▸ **WHAT YOU NEED TO DO**
Match the string "Board" against each line below, and copy every line that matches.

Entries from a dataset of interfaces:
-- Opening Marker --

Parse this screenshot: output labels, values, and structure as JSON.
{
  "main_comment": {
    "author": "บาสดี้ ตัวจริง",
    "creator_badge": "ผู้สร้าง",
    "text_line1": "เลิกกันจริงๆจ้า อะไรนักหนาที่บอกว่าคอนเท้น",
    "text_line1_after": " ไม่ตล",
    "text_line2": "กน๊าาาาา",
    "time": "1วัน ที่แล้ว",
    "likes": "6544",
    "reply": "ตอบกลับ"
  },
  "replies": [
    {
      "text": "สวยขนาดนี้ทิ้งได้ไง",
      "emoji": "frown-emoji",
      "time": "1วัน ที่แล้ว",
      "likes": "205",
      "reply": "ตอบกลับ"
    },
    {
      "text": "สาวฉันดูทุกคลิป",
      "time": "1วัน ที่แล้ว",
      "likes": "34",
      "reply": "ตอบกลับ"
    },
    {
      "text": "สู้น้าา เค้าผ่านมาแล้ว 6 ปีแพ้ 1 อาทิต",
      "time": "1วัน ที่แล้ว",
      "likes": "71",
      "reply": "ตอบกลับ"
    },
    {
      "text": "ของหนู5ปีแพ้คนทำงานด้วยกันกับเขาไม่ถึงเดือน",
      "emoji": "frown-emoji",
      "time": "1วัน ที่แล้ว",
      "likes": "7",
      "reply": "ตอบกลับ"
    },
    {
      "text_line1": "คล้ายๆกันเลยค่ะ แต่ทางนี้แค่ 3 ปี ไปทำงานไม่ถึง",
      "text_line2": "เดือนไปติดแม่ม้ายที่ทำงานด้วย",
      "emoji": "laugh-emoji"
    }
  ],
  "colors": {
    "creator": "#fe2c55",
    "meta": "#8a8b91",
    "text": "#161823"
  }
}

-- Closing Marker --
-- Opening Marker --

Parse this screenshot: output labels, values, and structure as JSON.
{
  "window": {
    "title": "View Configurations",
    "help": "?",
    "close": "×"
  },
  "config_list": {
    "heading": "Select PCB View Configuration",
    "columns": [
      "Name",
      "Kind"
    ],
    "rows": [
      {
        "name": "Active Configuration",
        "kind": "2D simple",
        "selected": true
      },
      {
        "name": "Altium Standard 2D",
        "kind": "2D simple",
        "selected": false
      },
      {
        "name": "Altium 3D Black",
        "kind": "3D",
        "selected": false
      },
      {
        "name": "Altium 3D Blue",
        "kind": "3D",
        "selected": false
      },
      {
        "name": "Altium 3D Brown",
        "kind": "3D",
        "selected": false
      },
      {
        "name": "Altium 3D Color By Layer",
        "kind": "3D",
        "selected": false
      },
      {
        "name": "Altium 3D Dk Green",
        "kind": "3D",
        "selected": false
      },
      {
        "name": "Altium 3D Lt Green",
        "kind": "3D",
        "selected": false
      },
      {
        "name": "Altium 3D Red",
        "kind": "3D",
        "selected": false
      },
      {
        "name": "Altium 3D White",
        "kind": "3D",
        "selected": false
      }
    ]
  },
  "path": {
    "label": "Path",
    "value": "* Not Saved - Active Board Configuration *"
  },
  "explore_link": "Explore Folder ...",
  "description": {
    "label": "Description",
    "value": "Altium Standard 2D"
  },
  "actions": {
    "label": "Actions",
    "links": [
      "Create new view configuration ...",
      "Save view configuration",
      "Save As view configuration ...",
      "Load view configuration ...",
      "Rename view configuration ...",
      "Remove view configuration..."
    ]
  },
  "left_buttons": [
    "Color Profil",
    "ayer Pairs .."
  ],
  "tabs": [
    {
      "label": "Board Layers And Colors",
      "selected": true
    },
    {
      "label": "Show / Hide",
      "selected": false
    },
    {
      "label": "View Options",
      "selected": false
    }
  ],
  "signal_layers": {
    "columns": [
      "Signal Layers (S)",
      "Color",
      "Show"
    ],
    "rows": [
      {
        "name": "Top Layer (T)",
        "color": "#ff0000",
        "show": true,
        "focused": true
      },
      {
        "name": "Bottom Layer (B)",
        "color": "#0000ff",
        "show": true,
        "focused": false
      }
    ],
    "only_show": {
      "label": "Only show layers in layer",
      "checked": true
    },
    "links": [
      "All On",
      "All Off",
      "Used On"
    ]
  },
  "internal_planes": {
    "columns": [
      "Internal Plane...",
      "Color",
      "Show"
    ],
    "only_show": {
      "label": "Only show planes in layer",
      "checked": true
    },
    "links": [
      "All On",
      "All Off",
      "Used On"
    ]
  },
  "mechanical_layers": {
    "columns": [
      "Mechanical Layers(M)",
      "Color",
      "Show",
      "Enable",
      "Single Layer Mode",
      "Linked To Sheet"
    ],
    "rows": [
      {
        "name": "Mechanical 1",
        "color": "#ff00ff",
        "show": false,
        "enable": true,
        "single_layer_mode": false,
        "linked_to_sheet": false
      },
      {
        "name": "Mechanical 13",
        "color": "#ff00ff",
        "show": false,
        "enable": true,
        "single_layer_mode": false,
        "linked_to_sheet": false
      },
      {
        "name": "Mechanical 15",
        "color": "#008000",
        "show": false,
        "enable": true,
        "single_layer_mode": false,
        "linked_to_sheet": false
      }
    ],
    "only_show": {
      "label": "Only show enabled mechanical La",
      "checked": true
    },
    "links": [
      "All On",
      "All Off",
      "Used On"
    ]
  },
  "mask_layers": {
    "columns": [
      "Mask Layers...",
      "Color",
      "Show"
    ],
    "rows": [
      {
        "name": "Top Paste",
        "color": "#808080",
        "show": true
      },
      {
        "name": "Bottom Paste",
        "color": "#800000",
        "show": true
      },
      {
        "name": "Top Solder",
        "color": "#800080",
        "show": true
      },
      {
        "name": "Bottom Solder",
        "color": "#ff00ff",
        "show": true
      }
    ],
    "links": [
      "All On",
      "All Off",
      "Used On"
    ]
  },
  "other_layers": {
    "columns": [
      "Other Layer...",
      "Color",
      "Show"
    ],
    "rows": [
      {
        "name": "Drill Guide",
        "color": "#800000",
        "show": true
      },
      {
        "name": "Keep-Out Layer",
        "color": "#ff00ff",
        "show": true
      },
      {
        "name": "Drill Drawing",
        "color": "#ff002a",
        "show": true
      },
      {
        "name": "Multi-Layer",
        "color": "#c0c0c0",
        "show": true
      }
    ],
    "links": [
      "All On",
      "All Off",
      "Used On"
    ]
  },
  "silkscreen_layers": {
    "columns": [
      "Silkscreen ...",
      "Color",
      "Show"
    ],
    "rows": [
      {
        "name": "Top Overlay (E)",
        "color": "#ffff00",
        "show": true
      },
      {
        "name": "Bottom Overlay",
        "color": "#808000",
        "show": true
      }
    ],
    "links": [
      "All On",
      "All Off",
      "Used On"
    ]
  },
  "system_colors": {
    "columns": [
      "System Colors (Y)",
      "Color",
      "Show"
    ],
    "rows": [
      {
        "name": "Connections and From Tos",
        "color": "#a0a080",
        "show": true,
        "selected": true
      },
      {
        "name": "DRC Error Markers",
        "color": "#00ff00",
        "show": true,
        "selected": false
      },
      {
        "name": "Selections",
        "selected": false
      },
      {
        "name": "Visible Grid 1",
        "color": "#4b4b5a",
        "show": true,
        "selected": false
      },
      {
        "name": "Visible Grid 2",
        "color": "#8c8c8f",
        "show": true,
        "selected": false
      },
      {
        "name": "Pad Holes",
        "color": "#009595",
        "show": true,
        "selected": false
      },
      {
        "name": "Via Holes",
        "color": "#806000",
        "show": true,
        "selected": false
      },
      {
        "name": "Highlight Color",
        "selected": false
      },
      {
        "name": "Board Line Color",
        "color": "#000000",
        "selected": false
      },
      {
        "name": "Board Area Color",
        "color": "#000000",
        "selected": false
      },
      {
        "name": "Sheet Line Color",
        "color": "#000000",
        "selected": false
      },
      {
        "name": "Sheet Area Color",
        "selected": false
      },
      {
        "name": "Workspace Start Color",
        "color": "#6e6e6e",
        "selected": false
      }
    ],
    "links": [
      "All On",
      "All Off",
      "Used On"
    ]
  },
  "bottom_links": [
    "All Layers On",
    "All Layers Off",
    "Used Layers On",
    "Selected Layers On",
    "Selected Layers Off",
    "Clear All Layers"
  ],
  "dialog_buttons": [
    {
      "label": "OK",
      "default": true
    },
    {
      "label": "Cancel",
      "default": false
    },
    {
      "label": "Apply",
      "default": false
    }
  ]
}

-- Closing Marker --

▸ **RESULT OF THIS EXERCISE**
    "value": "* Not Saved - Active Board Configuration *"
      "label": "Board Layers And Colors",
        "name": "Board Line Color",
        "name": "Board Area Color",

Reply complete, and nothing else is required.